I heard the phrase “information pollution” from Evgeny Morozov the other day and I think it perfectly captures what I’ve been thinking as I try to allocate more time to read and write and think during the day. It’s a grasping at the ability to have a cohesive thought, to formulate a thesis and make a case for an idea without being sidetracked and having my attention hijacked.
It fits with the concept of choice architecture and the behavioral underpinnings of an internet supported by advertising.
It’s the long tail, the power law, the Pareto distribution of garbage information to valuable information. Most of what is online, in the explosion of online “news”and social media is of “low value” and doesn’t contribute to a deeper understanding of any complex topic and primarily serves as a distraction to the exercise of thinking deeply about a specific topic.

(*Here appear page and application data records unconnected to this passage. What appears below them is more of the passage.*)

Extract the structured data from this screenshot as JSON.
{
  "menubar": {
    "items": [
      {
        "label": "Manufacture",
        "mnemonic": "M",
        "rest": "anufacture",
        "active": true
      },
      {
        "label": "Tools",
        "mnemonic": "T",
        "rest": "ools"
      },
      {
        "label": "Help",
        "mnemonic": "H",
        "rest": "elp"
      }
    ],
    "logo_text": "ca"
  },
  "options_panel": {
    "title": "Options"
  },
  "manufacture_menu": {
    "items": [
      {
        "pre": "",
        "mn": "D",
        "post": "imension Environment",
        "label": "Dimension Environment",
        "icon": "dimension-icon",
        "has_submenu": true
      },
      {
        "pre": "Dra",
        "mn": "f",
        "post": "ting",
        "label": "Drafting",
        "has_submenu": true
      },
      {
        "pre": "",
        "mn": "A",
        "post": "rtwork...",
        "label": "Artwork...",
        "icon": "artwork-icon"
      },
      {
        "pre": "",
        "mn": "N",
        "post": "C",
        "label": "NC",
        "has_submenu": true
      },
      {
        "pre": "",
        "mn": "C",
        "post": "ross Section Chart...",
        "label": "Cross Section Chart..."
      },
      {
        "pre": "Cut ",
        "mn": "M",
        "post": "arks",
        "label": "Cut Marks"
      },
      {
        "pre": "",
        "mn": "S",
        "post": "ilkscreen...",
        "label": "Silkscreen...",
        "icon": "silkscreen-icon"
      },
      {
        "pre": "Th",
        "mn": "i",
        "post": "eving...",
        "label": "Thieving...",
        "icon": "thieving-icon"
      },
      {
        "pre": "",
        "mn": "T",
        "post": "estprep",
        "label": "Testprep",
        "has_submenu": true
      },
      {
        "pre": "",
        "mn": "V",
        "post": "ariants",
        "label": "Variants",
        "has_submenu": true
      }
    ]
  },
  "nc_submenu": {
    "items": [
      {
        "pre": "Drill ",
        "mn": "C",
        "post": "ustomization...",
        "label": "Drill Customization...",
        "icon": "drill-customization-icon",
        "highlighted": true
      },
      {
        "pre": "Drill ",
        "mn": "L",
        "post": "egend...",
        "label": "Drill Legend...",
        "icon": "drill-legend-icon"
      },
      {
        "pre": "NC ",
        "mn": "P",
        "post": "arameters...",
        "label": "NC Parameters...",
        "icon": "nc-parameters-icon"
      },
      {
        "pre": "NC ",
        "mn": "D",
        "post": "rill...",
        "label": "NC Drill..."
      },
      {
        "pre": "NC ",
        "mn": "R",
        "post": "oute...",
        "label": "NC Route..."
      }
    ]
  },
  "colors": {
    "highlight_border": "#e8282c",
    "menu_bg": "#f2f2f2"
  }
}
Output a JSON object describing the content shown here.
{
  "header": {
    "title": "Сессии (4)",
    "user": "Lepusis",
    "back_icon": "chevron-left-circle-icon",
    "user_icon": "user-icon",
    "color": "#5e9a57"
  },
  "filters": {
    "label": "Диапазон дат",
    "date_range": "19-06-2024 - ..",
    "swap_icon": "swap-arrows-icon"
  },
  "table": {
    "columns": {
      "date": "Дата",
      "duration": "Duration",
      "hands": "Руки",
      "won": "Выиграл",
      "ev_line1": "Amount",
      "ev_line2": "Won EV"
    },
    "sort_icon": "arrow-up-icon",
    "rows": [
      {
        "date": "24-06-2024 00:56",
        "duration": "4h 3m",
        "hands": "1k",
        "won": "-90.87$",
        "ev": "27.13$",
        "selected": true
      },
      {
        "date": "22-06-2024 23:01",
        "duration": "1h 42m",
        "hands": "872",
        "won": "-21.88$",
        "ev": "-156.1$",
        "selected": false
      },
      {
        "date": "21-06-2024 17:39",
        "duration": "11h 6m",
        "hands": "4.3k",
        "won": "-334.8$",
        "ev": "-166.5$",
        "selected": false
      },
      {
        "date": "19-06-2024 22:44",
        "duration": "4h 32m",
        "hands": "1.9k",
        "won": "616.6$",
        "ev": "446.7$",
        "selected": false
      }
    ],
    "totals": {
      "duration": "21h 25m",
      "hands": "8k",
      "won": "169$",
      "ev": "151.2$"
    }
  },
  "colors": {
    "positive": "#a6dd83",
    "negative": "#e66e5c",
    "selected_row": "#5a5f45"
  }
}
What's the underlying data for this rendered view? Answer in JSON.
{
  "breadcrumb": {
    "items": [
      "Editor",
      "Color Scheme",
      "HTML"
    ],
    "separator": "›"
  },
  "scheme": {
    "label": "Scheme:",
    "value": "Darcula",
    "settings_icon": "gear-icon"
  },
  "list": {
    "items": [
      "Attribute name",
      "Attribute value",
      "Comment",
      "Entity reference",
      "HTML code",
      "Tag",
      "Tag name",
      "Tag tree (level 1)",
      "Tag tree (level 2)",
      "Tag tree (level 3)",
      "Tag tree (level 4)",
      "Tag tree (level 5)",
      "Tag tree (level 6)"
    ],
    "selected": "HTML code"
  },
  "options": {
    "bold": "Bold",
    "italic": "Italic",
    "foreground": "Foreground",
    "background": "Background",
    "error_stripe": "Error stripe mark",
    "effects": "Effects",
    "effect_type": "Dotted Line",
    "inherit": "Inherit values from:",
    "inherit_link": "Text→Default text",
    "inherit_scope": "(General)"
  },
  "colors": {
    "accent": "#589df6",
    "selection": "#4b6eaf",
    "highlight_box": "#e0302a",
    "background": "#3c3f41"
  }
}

It’s become more apparent to me as I try to save articles to read in the future (when I have time) and also move deliberately through my book reading list. I’ve been more critical about what I’m spending time reading and I’m finding that articles that initially look interesting are in fact comprised of low value information.
I’ll try to write something longer after I think about this a bit more, but there’s something at the intersection of choice architecture, attentional focus and distraction.
This is great and well worth it (podcast): https://www.farnamstreetblog.com/2017/02/naval-ravikant-reading-decision-making/